This is where the root of the problem of mixing blood types comes in. If a person is given the wrong blood type, with the wrong antigens, their antibodies will perceive the new blood to be a dangerous substance and actively attack it, which leads to blood clots. That’s why blood type is important, but why should people in Hong Kong know their blood type?
Supply and demand
The fact is that there is a certain type of blood that is extremely rare in Hong Kong. Due to a very low percentage of the population with Rh negative (Rh-) blood types in Hong Kong (versus Rh+ blood types, which are far more common), the demand for Rh- blood is extremely low. Some people might assume that the numbers would still reach equilibrium within the population of Hong Kong, but they are not taking some vital facts into account.
According to the Hong Kong Red Cross, while ethnic Chinese people only have a 1 in 370 chance of having Rh- blood, for other populations the chance is much greater. Caucasian people, for example, have a 1 in 7 chance of having Rh- blood. This means that many people who are transplants to Hong Kong have a significantly higher chance of needing a type of blood that will be much scarcer in Hong Kong than in the area they hail from.
It was reported in 2011 that the 6 major HK hospitals only keep up to 2 units of Rh- blood on site, with at least 50 more units located at the King’s Park blood bank. Doctors at the hospitals can use the initial on-hand units while they request more from King’s Park, but when someone is in need of blood, there is a good chance they are not going to have a long time to wait for it.
This is actually a problem in many Asian nations such as China, Japan and Korea, where people with Rh- blood make up less than 1% of the local population; especially so in cities with large expatriate communities, where local donations may not provide ample enough supply of Rh- blood.
Give and let live
If you are living here in Hong Kong and have Rh- blood, how can you make sure you are protected if you urgently need a blood transfusion? Of course, the #1 way to make sure that your local blood banks have a store of your blood type is to donate regularly.
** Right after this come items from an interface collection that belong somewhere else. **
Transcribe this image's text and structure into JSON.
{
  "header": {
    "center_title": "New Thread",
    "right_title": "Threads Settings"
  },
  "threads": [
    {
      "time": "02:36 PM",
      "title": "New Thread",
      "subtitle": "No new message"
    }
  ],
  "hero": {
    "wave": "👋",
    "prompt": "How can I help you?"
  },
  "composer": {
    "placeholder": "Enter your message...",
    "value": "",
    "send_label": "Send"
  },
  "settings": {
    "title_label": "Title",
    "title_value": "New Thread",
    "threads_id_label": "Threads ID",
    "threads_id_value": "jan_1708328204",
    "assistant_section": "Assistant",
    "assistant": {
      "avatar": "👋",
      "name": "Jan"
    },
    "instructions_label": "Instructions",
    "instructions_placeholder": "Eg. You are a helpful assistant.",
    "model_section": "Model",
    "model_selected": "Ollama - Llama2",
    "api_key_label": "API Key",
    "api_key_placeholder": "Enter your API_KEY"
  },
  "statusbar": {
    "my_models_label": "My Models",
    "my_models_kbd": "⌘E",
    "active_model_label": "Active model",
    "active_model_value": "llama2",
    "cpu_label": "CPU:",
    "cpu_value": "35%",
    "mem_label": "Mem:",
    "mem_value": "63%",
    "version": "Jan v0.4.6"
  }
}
The Hong Kong Red Cross is a great place to look to find the most convenient donation location. In fact, Hong Kong has had a blood inventory shortage recently, so donations from all types of donors are very much appreciated.